TASK BRIEF –
Your whole answer should be the number of lines in the material below that include the word "accent".

DATA FOR PROCESSING –

========================================

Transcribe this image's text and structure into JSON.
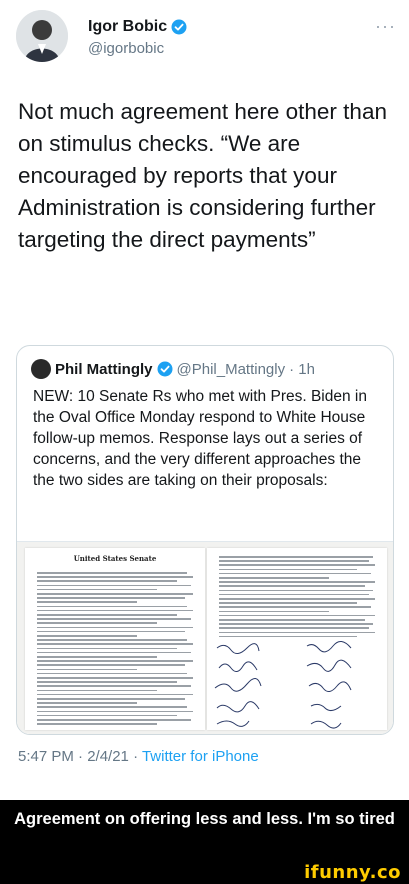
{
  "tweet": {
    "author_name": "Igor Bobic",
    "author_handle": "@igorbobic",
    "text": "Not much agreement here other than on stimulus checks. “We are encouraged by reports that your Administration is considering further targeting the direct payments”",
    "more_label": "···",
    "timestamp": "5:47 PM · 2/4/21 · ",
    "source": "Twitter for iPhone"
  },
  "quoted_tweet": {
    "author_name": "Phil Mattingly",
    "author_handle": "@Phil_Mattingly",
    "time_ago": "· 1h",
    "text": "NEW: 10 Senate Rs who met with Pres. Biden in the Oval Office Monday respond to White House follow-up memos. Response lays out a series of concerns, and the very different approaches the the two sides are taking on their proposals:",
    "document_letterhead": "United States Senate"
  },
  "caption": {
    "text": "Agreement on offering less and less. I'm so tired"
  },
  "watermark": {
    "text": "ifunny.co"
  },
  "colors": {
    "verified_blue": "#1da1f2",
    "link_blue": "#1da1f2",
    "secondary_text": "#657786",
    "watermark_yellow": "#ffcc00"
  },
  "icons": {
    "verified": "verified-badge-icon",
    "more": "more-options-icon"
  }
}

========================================

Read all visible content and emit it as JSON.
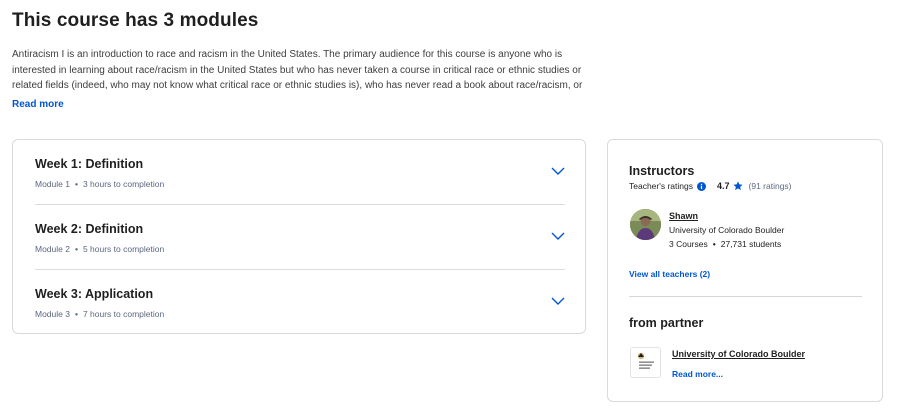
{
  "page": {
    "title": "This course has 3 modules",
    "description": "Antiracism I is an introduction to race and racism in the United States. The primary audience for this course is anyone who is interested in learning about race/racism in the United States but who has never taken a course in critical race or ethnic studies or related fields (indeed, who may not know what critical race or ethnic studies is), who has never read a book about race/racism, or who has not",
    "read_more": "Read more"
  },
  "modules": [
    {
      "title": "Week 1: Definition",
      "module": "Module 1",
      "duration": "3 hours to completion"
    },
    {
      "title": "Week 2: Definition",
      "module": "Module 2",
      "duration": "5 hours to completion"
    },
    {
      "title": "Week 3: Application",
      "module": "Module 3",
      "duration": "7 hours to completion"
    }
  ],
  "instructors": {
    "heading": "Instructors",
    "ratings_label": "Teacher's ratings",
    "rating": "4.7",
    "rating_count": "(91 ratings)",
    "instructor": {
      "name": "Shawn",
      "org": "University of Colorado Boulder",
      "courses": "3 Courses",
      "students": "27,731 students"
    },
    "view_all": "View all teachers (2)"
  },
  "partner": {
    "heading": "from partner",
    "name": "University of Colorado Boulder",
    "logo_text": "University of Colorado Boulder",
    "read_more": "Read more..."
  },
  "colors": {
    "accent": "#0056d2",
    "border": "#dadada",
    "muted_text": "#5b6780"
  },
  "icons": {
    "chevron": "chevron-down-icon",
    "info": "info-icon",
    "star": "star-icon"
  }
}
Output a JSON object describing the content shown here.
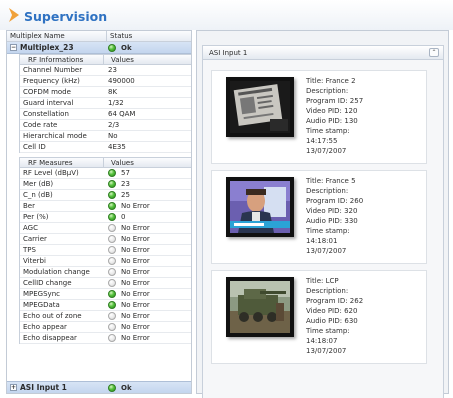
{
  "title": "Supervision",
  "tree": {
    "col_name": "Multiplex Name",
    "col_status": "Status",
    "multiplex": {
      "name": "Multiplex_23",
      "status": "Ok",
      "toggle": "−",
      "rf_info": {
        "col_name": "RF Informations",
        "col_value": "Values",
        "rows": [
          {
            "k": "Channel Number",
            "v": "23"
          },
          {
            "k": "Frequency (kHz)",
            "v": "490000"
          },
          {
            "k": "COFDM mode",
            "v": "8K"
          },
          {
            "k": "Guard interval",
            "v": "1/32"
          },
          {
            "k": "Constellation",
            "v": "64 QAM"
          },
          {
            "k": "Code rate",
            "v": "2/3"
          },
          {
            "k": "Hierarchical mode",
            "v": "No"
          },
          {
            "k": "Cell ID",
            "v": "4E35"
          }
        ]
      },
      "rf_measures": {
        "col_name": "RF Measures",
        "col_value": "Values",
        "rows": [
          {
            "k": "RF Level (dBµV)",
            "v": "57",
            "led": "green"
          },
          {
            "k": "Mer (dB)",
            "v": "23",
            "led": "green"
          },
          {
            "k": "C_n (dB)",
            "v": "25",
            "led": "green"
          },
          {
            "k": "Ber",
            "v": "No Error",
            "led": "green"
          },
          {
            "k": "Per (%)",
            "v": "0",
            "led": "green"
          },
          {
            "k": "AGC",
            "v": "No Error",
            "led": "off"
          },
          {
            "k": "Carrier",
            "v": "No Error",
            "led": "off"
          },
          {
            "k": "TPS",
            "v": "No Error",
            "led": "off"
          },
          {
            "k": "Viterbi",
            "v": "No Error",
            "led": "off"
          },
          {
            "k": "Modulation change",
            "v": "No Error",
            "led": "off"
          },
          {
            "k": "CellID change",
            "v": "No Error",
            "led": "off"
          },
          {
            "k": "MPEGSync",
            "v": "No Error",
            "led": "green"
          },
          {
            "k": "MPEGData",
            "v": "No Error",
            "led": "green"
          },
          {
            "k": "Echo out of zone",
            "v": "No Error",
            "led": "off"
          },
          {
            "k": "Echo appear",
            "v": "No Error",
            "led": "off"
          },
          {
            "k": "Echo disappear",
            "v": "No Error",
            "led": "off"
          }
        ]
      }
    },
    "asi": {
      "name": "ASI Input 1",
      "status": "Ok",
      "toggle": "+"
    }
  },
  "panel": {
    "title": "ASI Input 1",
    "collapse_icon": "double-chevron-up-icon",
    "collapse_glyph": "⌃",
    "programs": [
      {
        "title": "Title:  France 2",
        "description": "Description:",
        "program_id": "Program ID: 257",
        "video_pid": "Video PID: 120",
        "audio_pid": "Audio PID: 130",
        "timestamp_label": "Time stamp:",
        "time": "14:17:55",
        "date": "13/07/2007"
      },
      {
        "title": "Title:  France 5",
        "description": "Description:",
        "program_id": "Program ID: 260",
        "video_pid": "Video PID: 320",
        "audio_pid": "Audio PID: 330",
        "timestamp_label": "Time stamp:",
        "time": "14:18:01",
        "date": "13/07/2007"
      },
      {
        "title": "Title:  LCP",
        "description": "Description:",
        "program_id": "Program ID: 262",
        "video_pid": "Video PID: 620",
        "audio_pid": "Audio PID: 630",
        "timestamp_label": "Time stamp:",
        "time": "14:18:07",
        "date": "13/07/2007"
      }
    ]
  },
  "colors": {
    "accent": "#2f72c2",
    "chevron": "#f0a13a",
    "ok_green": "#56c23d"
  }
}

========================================

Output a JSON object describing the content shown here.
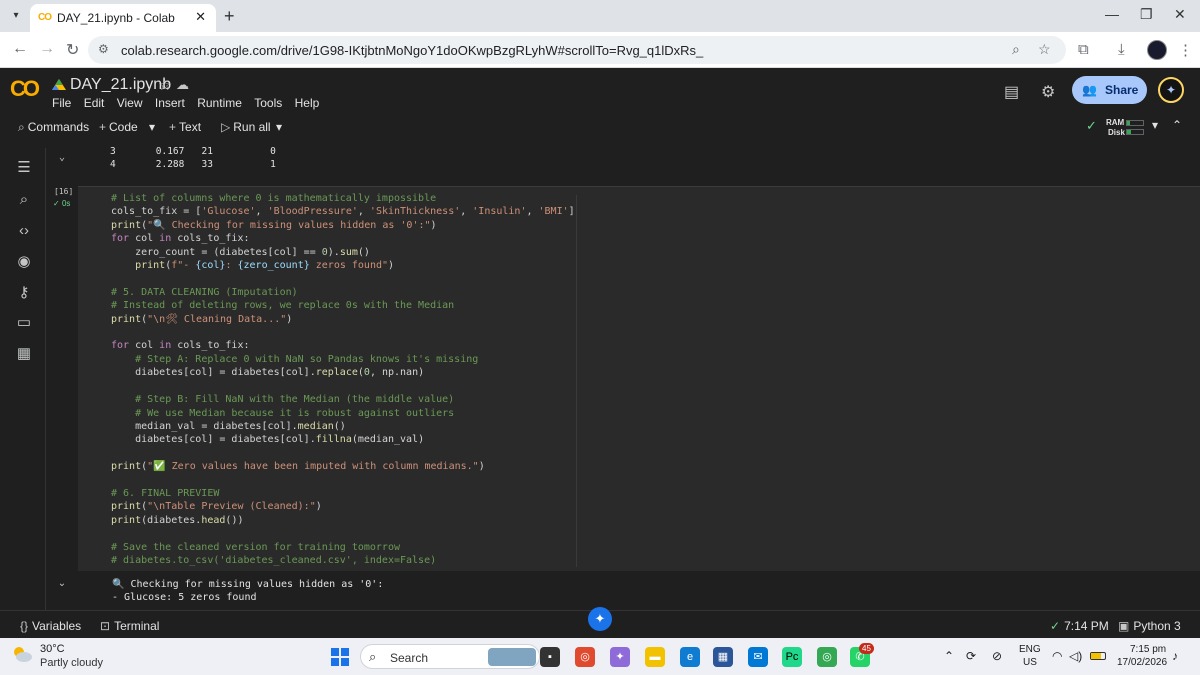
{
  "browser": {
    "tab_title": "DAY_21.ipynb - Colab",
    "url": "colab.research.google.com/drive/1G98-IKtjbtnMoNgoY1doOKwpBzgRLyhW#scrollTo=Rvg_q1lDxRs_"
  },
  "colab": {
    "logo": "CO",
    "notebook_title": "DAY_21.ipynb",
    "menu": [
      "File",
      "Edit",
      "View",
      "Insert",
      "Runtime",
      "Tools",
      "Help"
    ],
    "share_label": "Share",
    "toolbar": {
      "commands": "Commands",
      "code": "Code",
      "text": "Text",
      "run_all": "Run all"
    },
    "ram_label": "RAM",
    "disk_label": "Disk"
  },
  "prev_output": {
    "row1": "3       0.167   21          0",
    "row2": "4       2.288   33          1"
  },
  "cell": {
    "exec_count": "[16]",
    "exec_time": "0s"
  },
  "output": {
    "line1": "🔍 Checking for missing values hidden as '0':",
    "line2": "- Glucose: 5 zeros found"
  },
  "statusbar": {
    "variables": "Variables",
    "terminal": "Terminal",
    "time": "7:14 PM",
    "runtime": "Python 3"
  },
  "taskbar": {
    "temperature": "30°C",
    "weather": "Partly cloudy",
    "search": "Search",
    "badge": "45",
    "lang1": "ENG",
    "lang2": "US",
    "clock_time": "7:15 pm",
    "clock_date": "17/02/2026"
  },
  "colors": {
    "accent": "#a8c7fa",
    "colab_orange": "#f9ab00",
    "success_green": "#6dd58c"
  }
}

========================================

WRITTEN RESPONSE –
3